Heavenly-looking children fell in love with the two Muslim men who stayed with them, and with each other. Few of the Afghan refugees were very close. That was especially true for the youngest daughter of the refugee family who helped host their Thanksgiving dinner. She and her siblings were kind to this refugee family that year. A young girl, Roshan, played piano for the refugees with a scarf wrapped around her head. Several said they recognized Roshan from the emergency shelter where she had been staying. “The refugee community is growing,” Roshan’s mother, Deen, said. “In the past it has been a good community.”
Nearly all of the Afghan refugees have known violence or discrimination in their home country. In America, they said, there are no prejudices against Muslims. They came to this country to seek a better life and a better future for their children. Throughout this time of year, they try to remember their values and never give up on their American dreams.
The families enjoyed a traditional Thanksgiving dinner, surrounded by family, in a new home. The children sat on the floor and the youngest learned to play the piano. They enjoyed a meal as close to the kind of Thanksgiving dinner they had in their home country.

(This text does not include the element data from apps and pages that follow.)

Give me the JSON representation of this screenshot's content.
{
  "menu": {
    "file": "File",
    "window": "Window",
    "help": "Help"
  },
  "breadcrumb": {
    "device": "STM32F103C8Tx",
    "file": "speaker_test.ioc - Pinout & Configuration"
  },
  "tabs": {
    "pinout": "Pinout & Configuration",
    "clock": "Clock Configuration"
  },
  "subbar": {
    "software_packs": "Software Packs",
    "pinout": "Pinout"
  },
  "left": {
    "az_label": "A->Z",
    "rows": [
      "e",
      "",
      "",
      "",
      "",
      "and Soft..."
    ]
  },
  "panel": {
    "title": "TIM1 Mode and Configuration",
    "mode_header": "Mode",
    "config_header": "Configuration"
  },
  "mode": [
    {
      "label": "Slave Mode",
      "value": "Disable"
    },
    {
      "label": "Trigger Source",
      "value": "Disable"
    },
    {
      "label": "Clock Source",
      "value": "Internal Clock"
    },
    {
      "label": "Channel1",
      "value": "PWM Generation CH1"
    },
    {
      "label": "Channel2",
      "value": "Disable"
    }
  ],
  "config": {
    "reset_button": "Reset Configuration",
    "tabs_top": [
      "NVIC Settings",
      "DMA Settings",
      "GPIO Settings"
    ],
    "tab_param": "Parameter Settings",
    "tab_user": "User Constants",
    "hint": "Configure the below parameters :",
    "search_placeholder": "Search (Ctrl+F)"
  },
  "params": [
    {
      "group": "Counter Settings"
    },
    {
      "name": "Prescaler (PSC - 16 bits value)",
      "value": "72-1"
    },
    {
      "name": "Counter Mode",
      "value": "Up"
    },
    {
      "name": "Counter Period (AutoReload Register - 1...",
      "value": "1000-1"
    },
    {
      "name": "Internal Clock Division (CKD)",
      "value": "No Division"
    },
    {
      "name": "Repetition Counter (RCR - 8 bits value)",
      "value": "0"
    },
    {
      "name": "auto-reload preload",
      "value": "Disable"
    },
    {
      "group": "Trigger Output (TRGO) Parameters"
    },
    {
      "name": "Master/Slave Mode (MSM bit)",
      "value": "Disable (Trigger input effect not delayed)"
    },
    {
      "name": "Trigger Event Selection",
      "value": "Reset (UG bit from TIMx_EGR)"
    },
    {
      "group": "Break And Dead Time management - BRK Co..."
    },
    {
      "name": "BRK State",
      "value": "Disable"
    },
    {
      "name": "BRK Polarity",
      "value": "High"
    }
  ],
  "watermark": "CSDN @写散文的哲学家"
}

The newness of a holiday meal aside, the families had agreed on a few things going into this Christmas weekend meal. Holiday cards were handed out to family members, and those serving the meal put out dishes of the holiday table’s customary foods. As they shared their family traditions, they said, it was often hard to truly express a year of those traditions but at least they had begun and it was a step forward.